This is the basics of how modern hair transplants work, along with a little review of the history of hair restoration to understand how far we have come today. Many patients, when they come to see me, are confused about how hair transplant works and what they need to do to maintain the results over time.
Due to public bathing rituals and the disease condition of young Asian women suffering from pubic hair loss, this type of transplant has proven to be an important step in knowing that hair transplant from one area of the body to another will thrive and survive. He called this phenomenon “donor dominance,” meaning that hairs that migrated from the back of the head to areas of genetic susceptibility to hair loss do not lose over time and retain the characteristics of the donor’s hair. This was the brilliant breakthrough we needed to know that the results would survive despite being implanted in areas prone to hair loss.
Then why isn’t the back of the head vulnerable to hair loss? Well, only God knows. But it’s true. Think of the baldest man you know (the one who hasn’t shaved the back of his head). He still has his hair there. Even the baldest man has horseshoe-shaped hair on the back of his head. When it comes to hair transplant, the only trick is to know which areas are “safe” for a transplant, i.e. areas that won’t be lost over time as you age. This is one of the main reasons transplanting an individual at the age of 20 can be problematic. We don’t know how much the hair on the back of the head might fall out over time. Also, you may run out of donor’s hair to transplant the front of your head, and as you age more hair (the one that is not transplanted) falls out, allowing you to maintain a natural result.
This judgment is one of the main attributes that separates an experienced hair transplant surgeon from a novice. Knowing who to operate on—those that are safe and those that aren’t—is a fundamental prerequisite to performing a safe hair transplant operation. Subject to the law of supply and demand, individuals with extraordinary donor hair densities—many follicles per square centimeter of donor area—often can naturally and impressively cover massive baldness. The wise use of grafts by the surgeon, with good angles and good pattern distribution, helps to ensure that the results are natural and dense given the amount of hair loss in a particular person and the available donor hair supply.
Another question that is often asked is, “Will the transplanted hair be the same as the non-transplanted hair?

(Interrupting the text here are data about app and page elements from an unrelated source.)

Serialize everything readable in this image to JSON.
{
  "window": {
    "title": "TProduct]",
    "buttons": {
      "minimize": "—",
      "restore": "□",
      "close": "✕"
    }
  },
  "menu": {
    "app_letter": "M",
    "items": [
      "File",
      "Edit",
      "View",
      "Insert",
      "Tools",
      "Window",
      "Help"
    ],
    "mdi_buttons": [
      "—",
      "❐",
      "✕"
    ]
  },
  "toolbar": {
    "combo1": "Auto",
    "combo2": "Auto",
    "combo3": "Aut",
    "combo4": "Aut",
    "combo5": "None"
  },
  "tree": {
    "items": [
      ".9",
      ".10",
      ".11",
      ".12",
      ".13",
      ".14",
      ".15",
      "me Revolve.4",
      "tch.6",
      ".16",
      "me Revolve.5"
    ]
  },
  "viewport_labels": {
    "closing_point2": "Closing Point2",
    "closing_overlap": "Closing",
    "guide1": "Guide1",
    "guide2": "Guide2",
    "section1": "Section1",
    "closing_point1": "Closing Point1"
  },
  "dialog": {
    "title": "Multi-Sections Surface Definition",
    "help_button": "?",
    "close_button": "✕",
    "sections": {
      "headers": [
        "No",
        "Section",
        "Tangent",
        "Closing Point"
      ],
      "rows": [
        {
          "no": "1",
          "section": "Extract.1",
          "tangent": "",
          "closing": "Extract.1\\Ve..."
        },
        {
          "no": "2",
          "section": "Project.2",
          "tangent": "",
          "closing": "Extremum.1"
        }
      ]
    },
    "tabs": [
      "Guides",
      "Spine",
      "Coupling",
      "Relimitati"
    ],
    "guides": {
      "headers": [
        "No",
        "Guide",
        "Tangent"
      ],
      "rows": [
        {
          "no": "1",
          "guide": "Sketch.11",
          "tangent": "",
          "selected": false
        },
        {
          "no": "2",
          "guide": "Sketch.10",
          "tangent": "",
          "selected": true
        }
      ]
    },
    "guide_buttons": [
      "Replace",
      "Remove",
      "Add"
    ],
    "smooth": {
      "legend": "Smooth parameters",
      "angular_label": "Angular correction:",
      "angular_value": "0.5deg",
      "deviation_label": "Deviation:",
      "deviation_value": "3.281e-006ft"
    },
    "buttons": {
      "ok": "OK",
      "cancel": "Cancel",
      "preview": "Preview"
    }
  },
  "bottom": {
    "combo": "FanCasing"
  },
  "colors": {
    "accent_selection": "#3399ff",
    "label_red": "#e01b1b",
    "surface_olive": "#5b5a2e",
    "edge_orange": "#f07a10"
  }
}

Will it be cut the same as the other hair?” The answer is a resolute yes. Hair transplant surgery is simply described as moving hair from one side of the head to the other, like taking a flower from one pot and moving it to another. You will grow in the new environment just like you did in the previous one. Even if the number of transplanted hairs does not exactly match the number of hairs lost, with good surgeon skill, 5,000 transplanted hairs (usually in large sessions) can be made to look like 50,000 hairs lost (start of hair loss). from bald). are revealed.)